Court Upholds Warrantless Searching Of Cell Phones
You cell phone says a lot of things and it says them all about you. This is great as long as the FBI isn't the one doing the listening.
The U.S. Court of Appeals for the 7th Circuit has ruled that it is legal for police to search your cell phone without a warrant. This means they can look at all your contacts, photos, texts, recent incoming and outgoing call and whatever else you have on the phone.
The case stems from an Indiana case where a man was arrested for dealing drugs. During the arrest an office searched his phone for more information. The court ruled the search was constitutional because the information was in danger of being destroyed.
Paul Coggins is the former U.S. Attorney for the Northern District of Texas.

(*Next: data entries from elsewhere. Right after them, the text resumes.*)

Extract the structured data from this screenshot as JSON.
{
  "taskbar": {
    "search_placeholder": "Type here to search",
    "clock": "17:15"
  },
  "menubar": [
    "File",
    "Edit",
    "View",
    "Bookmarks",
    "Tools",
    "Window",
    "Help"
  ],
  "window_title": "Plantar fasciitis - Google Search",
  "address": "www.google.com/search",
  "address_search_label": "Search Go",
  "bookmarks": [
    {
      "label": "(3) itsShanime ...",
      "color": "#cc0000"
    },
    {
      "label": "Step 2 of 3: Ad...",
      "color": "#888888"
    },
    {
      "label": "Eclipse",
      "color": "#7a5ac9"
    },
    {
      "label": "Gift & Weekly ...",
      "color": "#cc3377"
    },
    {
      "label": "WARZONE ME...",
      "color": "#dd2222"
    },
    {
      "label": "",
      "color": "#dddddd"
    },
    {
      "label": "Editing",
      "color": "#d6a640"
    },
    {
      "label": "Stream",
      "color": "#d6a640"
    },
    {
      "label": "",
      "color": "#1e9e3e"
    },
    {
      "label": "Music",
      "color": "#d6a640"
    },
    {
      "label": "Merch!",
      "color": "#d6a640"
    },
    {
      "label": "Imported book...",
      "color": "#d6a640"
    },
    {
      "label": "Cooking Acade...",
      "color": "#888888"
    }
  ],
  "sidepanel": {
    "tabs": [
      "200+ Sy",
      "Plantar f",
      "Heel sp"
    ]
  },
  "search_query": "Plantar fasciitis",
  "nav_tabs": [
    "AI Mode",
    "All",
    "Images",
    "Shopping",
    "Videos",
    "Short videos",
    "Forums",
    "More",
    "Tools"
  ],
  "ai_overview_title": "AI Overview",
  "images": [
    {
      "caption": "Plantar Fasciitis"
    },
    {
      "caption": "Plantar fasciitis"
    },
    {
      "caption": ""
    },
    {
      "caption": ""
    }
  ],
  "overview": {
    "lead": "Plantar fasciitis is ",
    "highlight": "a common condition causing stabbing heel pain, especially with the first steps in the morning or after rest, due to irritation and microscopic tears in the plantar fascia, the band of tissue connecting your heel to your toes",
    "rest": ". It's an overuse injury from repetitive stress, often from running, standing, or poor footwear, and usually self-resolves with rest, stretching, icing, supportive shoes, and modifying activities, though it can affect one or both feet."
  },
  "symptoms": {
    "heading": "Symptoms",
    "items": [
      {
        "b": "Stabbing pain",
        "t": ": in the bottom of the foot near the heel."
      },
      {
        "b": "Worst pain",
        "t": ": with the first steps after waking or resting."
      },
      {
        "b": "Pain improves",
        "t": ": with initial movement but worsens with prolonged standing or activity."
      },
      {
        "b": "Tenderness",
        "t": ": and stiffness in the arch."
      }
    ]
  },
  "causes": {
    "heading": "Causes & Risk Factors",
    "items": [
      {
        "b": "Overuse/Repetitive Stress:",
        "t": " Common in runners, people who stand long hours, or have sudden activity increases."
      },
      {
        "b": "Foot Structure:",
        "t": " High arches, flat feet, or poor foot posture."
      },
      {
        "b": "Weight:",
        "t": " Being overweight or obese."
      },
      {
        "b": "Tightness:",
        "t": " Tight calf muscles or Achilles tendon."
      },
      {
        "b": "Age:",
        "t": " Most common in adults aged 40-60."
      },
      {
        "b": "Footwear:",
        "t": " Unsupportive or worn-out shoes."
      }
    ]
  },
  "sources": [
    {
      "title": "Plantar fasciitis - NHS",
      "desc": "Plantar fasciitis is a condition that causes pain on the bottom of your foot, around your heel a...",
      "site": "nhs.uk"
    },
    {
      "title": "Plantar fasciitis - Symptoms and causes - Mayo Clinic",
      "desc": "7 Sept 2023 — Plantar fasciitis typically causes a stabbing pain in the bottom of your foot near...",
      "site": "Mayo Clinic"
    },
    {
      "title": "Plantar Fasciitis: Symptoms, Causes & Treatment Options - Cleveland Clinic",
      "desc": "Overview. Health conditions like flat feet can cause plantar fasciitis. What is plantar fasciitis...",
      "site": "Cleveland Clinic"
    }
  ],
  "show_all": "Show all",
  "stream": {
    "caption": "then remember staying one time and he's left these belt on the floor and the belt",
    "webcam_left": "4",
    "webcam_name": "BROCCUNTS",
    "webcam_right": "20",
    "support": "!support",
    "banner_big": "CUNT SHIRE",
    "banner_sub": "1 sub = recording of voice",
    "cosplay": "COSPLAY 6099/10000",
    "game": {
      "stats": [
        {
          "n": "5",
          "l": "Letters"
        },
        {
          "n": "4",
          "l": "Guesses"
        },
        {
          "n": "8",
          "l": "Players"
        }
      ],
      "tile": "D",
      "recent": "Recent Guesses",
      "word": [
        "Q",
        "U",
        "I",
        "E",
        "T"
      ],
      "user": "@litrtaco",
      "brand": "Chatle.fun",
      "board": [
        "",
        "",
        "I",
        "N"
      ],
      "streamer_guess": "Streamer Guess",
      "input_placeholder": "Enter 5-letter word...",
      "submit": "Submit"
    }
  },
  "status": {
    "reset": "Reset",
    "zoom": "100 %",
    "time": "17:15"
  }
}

Coggins says the court’s ruling pushes the envelope on privacy issues and wonders if it opens the door to more extensive searches down the road. “Does that mean officers now have the right to search through your phone, search through your search history, your photographs, your e-mails and the rest, because it could all be wiped clean,” Coggins asked.
Many critics are asking the same question. They call the ruling an invasion of privacy that far outweighs the needs of law enforcement.
This case seems certain to be headed to the U.S. Supreme Court.